I lucked into a copy of Jan Messent’s Knit a Fantasy Story last year at a rummage sale. Since then I’ve seen these farm rugs in Waldorf blogs and other websites. I used the general concept from the book, with my own changes (because I seem to be unable to follow a pattern of any kind and must make half of it up as I go along). I didn’t use a pattern, but simply took the general idea from the book and drew freeform shapes on the canvas.

The base of the rug is latch hook canvas. I did a little latch hooking (the yellow “wheat” at the top left and the bluish bushes at bottom right), but that became overly time-consuming, so I switched to embroidery/needlepoint (not sure what to call it really since it’s such a mashup) and crochet. I gauged the size of the crocheted areas by eye, and sewed the completed shapes onto the canvas.

The pond and the dark brown “pigsty” at the upper left are pieces of felt sewn onto the canvas base. Actually SillyBilly sewed on the brown felt himself! (This was a gift for the kids, but not really a surprise gift. Over the last year, every once in a while he would remember it and ask me when I was going to finish.) The stream is embroidered yarn, and the tiny brown turtle island in the pond is a small crocheted disk.

I made the vegetable garden with freeform crocheted “cabbages” and “leeks, lettuce, and celery” made from bits of ribbon sewn on in strips or loops. In a similar freeform manner, I crocheted the little berry bush by the pond with green yarn, and then knotted on red yarn for berries.

The big gray and white area on the lower left is supposed to be a cobblestone farmyard. I haven’t gotten around to making any farm buildings yet like the ones in the book.

After I completed the scene I bound the whole thing with rug binding, and sewed a piece of lightweight denim onto the back. I then embroidered “For D + R By Mama 2007” on the back. (D + R being code for SillyBilly and Napoleona, of course.)

I have an idea for making trees, which is the main thing I think this lacks. (You might be able to see the side of a wooden evergreen tree at the upper right, surrounded by wooden forest animals.) The idea given in the book for using a toilet paper roll insert and a pompom top to make a tree just sounds too flimsy and top heavy.

Amazingly, now that it’s done it seems too small, even though it seemed enormous while I was making it. Maybe we just have too many animal figures! But the kids really seem to like it, and I’m glad they’re playing with their animals again after they went out of favor for so long.

Of course, what I really want to do is make the knitted castle on the cover of the book! But I have the feeling that’s a very long term goal. I’m a much slower knitter than crocheter, and it seems like knitting would be better for the smooth castle walls.

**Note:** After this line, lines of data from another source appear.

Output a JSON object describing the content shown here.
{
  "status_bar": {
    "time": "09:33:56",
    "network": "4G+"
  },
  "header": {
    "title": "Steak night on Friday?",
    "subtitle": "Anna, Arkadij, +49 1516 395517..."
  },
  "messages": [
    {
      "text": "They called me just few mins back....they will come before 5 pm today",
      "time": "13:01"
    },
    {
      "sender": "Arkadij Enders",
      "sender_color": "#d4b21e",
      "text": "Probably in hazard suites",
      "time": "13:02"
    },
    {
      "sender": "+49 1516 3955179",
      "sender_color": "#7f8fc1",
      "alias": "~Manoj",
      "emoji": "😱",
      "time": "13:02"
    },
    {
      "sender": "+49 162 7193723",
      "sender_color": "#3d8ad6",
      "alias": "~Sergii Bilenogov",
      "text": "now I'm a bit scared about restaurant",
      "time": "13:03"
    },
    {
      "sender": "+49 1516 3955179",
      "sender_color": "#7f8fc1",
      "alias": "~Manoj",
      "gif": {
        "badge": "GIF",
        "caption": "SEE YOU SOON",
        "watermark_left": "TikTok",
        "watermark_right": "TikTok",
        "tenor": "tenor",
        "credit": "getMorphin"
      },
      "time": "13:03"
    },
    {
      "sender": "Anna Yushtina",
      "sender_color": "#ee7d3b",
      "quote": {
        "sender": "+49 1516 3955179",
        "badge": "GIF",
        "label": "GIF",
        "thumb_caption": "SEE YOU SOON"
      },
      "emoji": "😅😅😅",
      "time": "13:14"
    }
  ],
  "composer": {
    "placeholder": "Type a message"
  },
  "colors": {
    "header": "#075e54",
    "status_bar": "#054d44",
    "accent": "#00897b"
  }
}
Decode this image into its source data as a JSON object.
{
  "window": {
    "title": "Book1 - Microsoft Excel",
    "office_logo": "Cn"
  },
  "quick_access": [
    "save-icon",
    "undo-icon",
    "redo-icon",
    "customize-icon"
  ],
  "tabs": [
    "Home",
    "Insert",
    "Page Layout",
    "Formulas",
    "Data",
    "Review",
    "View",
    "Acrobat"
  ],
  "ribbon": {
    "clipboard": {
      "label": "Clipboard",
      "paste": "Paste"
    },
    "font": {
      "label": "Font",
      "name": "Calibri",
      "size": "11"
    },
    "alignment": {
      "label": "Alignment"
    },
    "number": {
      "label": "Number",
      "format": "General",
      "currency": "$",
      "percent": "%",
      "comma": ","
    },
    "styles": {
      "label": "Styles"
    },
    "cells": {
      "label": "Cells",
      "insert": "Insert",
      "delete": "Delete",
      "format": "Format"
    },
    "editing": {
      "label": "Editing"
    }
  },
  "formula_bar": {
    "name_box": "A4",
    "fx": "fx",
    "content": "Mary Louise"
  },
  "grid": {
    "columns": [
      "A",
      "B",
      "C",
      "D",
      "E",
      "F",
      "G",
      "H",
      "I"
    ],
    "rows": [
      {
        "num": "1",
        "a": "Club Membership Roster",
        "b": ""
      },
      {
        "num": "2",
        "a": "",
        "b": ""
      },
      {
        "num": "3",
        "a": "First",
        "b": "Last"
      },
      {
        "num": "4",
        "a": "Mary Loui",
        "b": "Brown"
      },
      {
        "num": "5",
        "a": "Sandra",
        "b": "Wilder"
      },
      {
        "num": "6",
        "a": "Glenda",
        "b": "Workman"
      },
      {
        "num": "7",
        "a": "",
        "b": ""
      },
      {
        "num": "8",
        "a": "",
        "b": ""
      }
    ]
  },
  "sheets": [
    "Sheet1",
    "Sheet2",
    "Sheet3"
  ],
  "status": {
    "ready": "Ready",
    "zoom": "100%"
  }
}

Filed under Crafting, waldorf toys

What I’m doing instead of wrapping presents…

I found a link to these incredible Goddess dolls on Strollerderby. I’ve never seen something so original in “Waldorf” style toys.

Whoever can make a cool little doll out of Kali (complete with skull necklace), Tethys (with tentacles and cowries) or Boudicca (torc, woad and all) is simply awesome.

I’ve been thinking a lot about how the Waldorf world is a bit stuck in convention and dogma (another future post), so it’s refreshing to see someone branching out a bit.


Filed under holidays, waldorf toys